Records supplied START
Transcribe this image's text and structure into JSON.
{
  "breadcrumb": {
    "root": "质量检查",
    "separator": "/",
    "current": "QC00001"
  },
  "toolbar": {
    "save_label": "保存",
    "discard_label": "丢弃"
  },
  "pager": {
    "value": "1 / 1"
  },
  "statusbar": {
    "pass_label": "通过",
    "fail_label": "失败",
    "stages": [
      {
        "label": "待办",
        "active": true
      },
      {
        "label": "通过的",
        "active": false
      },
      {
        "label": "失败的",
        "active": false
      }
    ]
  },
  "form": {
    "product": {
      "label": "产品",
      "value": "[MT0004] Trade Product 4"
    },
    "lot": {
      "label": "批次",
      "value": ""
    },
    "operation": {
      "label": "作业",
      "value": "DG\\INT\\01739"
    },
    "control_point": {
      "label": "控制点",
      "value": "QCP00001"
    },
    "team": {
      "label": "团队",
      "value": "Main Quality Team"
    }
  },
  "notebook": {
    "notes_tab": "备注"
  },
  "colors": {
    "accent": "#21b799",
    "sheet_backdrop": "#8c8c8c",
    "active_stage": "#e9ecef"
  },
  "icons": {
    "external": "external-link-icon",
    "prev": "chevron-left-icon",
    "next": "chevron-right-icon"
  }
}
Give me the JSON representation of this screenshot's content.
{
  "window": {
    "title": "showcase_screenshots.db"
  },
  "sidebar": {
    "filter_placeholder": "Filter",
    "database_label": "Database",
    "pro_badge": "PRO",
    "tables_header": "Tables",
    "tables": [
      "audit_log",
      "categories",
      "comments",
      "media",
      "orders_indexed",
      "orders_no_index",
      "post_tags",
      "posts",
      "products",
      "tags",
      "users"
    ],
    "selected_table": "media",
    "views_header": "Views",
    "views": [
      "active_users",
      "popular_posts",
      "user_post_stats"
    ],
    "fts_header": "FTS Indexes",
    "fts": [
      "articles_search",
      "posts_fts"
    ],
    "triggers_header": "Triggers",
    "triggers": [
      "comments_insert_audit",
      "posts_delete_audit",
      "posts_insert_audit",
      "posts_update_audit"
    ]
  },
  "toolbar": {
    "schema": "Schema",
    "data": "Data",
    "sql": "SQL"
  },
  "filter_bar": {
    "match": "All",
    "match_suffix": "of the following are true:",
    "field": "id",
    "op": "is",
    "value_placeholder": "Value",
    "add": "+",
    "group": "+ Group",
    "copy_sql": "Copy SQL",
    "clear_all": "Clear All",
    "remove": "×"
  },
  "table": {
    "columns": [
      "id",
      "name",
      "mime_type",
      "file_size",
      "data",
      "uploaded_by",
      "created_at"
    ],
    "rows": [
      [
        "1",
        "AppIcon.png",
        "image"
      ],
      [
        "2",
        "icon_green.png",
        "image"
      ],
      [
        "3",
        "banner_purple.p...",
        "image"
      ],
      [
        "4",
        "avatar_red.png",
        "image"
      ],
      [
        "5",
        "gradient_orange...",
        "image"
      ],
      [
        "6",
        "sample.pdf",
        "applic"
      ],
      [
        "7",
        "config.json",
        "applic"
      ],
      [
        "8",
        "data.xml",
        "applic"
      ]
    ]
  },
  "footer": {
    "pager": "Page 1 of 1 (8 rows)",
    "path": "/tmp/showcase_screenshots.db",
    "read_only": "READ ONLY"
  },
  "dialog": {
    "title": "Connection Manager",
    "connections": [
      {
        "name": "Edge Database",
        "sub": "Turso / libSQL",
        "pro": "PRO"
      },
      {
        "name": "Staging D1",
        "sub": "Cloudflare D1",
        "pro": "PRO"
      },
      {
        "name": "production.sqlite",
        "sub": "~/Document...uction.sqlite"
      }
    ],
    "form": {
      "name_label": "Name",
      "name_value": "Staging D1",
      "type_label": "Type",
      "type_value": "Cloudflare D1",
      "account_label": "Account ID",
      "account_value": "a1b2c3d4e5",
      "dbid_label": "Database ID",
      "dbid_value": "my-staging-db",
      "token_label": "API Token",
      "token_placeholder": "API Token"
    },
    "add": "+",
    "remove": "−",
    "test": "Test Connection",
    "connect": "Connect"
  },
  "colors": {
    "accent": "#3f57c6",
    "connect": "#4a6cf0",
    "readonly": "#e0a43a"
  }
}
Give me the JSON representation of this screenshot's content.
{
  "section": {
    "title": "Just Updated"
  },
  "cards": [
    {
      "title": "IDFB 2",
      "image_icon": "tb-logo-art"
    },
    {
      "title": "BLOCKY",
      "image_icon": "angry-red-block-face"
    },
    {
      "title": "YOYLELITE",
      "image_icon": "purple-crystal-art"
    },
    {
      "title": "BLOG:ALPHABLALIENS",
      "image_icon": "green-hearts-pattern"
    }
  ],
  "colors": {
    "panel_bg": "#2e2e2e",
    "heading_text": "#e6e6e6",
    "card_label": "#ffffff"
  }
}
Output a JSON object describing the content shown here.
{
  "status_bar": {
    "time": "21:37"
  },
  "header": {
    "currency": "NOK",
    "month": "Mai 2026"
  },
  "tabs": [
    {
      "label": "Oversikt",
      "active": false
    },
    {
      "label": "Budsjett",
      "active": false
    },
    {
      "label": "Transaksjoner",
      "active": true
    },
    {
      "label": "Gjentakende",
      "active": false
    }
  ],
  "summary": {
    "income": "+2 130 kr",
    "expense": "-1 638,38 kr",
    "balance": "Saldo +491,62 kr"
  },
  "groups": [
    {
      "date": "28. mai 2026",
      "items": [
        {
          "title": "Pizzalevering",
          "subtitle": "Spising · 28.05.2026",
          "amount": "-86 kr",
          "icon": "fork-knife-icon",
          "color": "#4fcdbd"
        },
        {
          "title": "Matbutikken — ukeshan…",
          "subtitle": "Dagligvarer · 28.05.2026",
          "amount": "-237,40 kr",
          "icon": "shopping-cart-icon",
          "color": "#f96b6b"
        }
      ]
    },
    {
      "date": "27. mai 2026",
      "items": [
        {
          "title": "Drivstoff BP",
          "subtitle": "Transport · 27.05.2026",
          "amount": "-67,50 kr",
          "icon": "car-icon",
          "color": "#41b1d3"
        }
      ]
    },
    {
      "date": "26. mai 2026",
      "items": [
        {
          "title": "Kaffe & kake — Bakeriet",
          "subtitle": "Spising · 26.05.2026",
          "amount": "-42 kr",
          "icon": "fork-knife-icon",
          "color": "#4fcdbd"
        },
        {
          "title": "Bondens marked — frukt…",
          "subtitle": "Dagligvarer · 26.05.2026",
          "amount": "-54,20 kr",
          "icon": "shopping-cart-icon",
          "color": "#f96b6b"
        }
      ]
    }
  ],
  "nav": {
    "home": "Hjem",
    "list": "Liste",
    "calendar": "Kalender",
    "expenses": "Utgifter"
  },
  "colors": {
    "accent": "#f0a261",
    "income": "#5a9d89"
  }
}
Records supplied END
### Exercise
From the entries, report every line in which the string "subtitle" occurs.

### Solution for this exercise
          "subtitle": "Spising · 28.05.2026",
          "subtitle": "Dagligvarer · 28.05.2026",
          "subtitle": "Transport · 27.05.2026",
          "subtitle": "Spising · 26.05.2026",
          "subtitle": "Dagligvarer · 26.05.2026",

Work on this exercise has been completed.